9. A process as claimed in claim 1 wherein, after mixing, the mixture is transferred to a curing container for said curing.

10. A process as claimed in claim 9 wherein, after curing, said aqueous liquid is percolated through the mixture in the said curing container to elute the uranium.

11. A process as claimed in claim 10 wherein percola tion is elfected by adding the aqueous liquid above theore in the container and withdrawing it from below.

12. A process as claimed in claim 11 wherein the aqueous liquid used to elute the uranium is water.

13. A process as claimed in claim 12 where the water is made slightly acid.

(References on following page) References Cited UNITED OTHER REFERENCES STATES PATENTS Woody et a1., Uranium Ore Processing, Clegg et al.

ed., Addison-Wesley Publ. 00., Mass., 1958, pp. 134-36- Meyer 23-412 M E TN 490.U7 0.55.

Galvanek 23321 5 McCoy 23 321 CARL D. QUARFORTH, Pnmary Exammer McCullough et a1. 23 2 GI'ITES, Assistant Examiner 'Grinstead 23-321 US. Cl. X.'R.

Henrickson et a1. 23-321 10 23-312 ME; 42310, 18
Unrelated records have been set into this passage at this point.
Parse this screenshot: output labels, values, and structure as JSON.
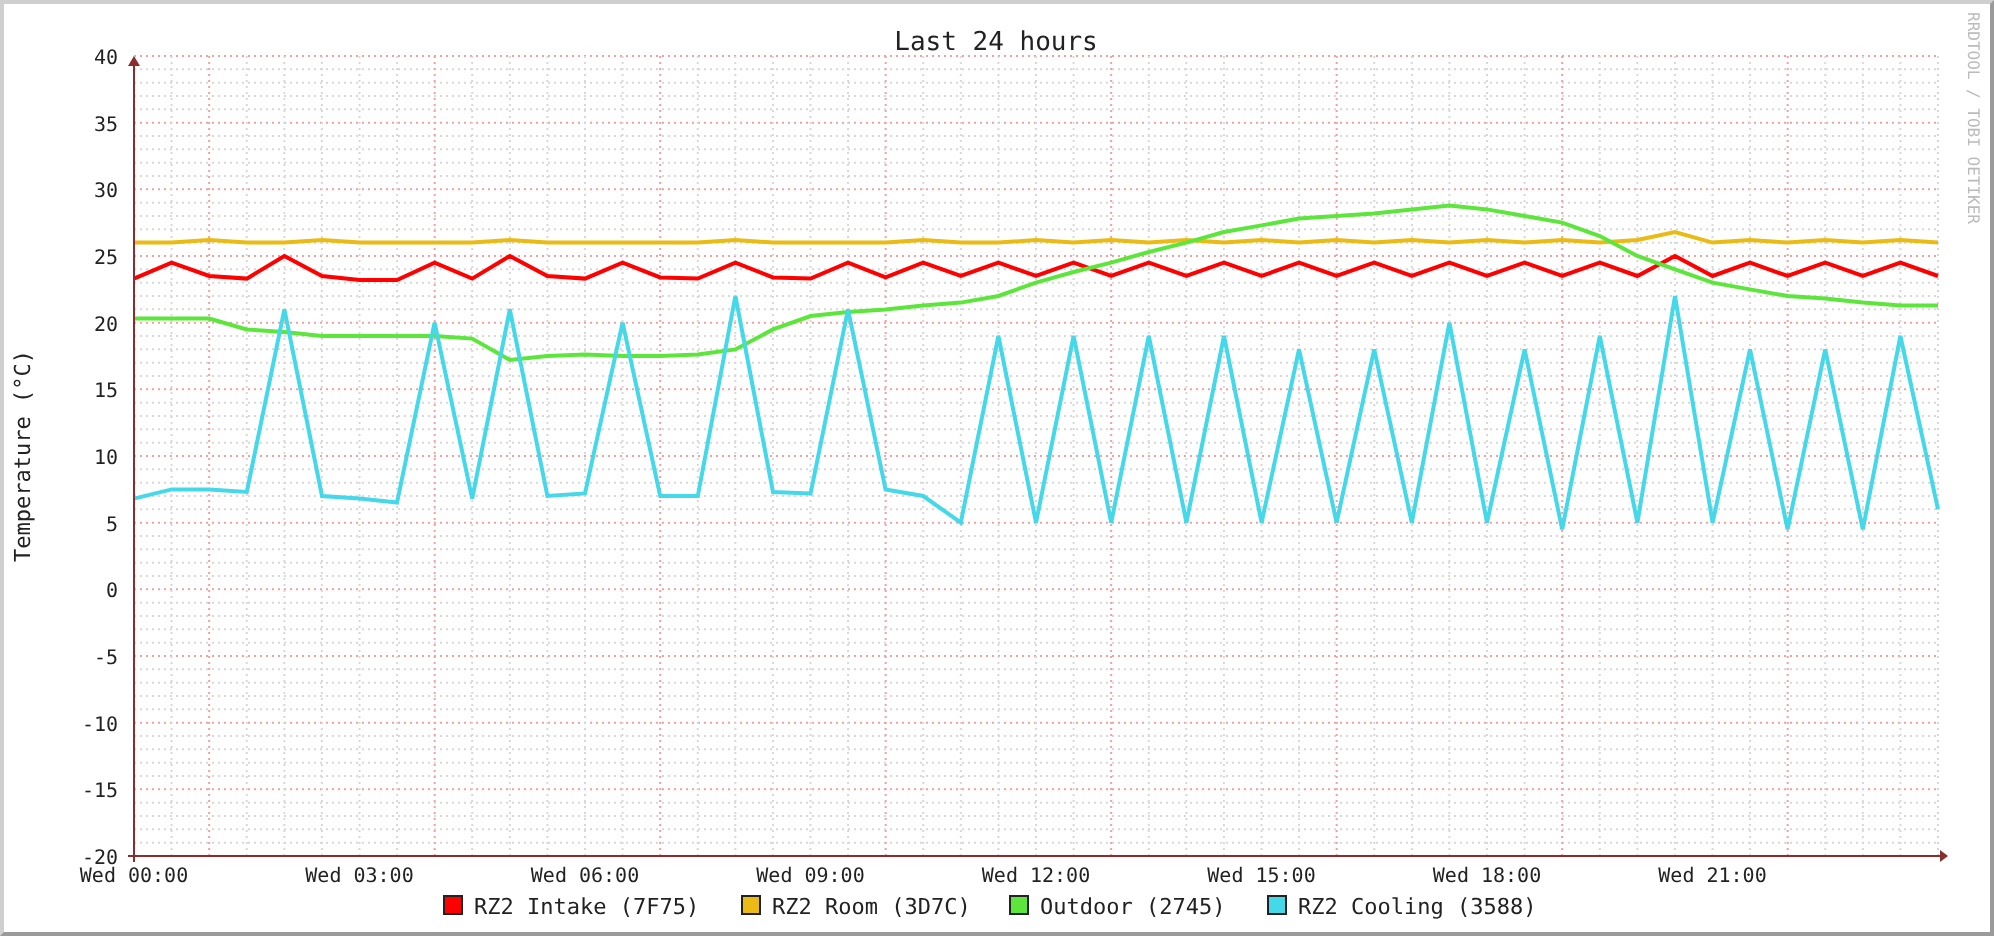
{
  "graph": {
    "credit": "RRDTOOL / TOBI OETIKER",
    "chart_data": {
      "type": "line",
      "title": "Last 24 hours",
      "ylabel": "Temperature (°C)",
      "ylim": [
        -20,
        40
      ],
      "legend": true,
      "yticks": [
        40,
        35,
        30,
        25,
        20,
        15,
        10,
        5,
        0,
        -5,
        -10,
        -15,
        -20
      ],
      "categories": [
        "Wed 00:00",
        null,
        null,
        null,
        null,
        null,
        "Wed 03:00",
        null,
        null,
        null,
        null,
        null,
        "Wed 06:00",
        null,
        null,
        null,
        null,
        null,
        "Wed 09:00",
        null,
        null,
        null,
        null,
        null,
        "Wed 12:00",
        null,
        null,
        null,
        null,
        null,
        "Wed 15:00",
        null,
        null,
        null,
        null,
        null,
        "Wed 18:00",
        null,
        null,
        null,
        null,
        null,
        "Wed 21:00",
        null,
        null,
        null,
        null,
        null,
        null
      ],
      "series": [
        {
          "name": "RZ2 Intake (7F75)",
          "color": "#ff0000",
          "values": [
            23.3,
            24.5,
            23.5,
            23.3,
            25,
            23.5,
            23.2,
            23.2,
            24.5,
            23.3,
            25,
            23.5,
            23.3,
            24.5,
            23.4,
            23.3,
            24.5,
            23.4,
            23.3,
            24.5,
            23.4,
            24.5,
            23.5,
            24.5,
            23.5,
            24.5,
            23.5,
            24.5,
            23.5,
            24.5,
            23.5,
            24.5,
            23.5,
            24.5,
            23.5,
            24.5,
            23.5,
            24.5,
            23.5,
            24.5,
            23.5,
            25,
            23.5,
            24.5,
            23.5,
            24.5,
            23.5,
            24.5,
            23.5
          ]
        },
        {
          "name": "RZ2 Room (3D7C)",
          "color": "#eabb14",
          "values": [
            26,
            26,
            26.2,
            26,
            26,
            26.2,
            26,
            26,
            26,
            26,
            26.2,
            26,
            26,
            26,
            26,
            26,
            26.2,
            26,
            26,
            26,
            26,
            26.2,
            26,
            26,
            26.2,
            26,
            26.2,
            26,
            26.2,
            26,
            26.2,
            26,
            26.2,
            26,
            26.2,
            26,
            26.2,
            26,
            26.2,
            26,
            26.2,
            26.8,
            26,
            26.2,
            26,
            26.2,
            26,
            26.2,
            26
          ]
        },
        {
          "name": "Outdoor (2745)",
          "color": "#5ce63c",
          "values": [
            20.3,
            20.3,
            20.3,
            19.5,
            19.3,
            19,
            19,
            19,
            19,
            18.8,
            17.2,
            17.5,
            17.6,
            17.5,
            17.5,
            17.6,
            18,
            19.5,
            20.5,
            20.8,
            21,
            21.3,
            21.5,
            22,
            23,
            23.8,
            24.5,
            25.3,
            26,
            26.8,
            27.3,
            27.8,
            28,
            28.2,
            28.5,
            28.8,
            28.5,
            28,
            27.5,
            26.5,
            25,
            24,
            23,
            22.5,
            22,
            21.8,
            21.5,
            21.3,
            21.3
          ]
        },
        {
          "name": "RZ2 Cooling (3588)",
          "color": "#44d8e8",
          "values": [
            6.8,
            7.5,
            7.5,
            7.3,
            21,
            7,
            6.8,
            6.5,
            20,
            6.8,
            21,
            7,
            7.2,
            20,
            7,
            7,
            22,
            7.3,
            7.2,
            21,
            7.5,
            7,
            5,
            19,
            5,
            19,
            5,
            19,
            5,
            19,
            5,
            18,
            5,
            18,
            5,
            20,
            5,
            18,
            4.5,
            19,
            5,
            22,
            5,
            18,
            4.5,
            18,
            4.5,
            19,
            6
          ]
        }
      ]
    }
  }
}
Referenced by
Citing PatentFiling datePublication dateApplicantTitle
US4017309 *Mar 28, 1975Apr 12, 1977Holmes & Narver, Inc.Thin layer leaching method
US4091070 *Aug 25, 1976May 23, 1978Inspiration Consolidated Copper CompanyRecovery of copper
US4120935 *Nov 11, 1977Oct 17, 1978Inspiration Consolidated Copper CompanyDump leaching of copper
US4131639 *Oct 28, 1976Dec 26, 1978Rio Algom LimitedSulfuric acid extraction of uranium from its ores
US4175108 *May 4, 1977Nov 20, 1979Societe Technique Des Entreprises ChimiquesProcess for extracting uranium from ores
US4177068 *Feb 27, 1978Dec 4, 1979Foster Wheeler Energy CorporationExtraction of gold and silver
US4301123 *May 2, 1979Nov 17, 1981Compagnie Generale Des Matieres NucleairesMethods of processing uraniferous ores
US4446116 *Mar 24, 1982May 1, 1984Hermann C. Starck BertinProcess for recovering niobium and/or tantalum compounds from such ores further containing complexes of uranium, thorium, titanium and/or rare earth metals
US4451438 *Sep 29, 1982May 29, 1984Herman C. Starck BerlinProcess for recovering niobium and/or tantalum metal compounds from such ores further containing complexes of uranium, thorium, titanium and/or rare earth metals
US4560538 *Dec 19, 1979Dec 24, 1985Exxon Research And Engineering Co.Curing and leaching process for metal ores
US4649029 *Apr 13, 1984Mar 10, 1987Inderjit NirdoshProcesses for extraction of uranium and radium from uranium-containing ores using ferric nitrate
US4701309 *Nov 30, 1984Oct 20, 1987Umetco Minerals CorporationMethod of operating a heap leach for recovering uranium and vanadium
Classifications
U.S. Classification423/20, 423/10, 423/18
International ClassificationC22B60/02, C22B60/00
Cooperative ClassificationC22B60/0234
European ClassificationC22B60/02A6A1B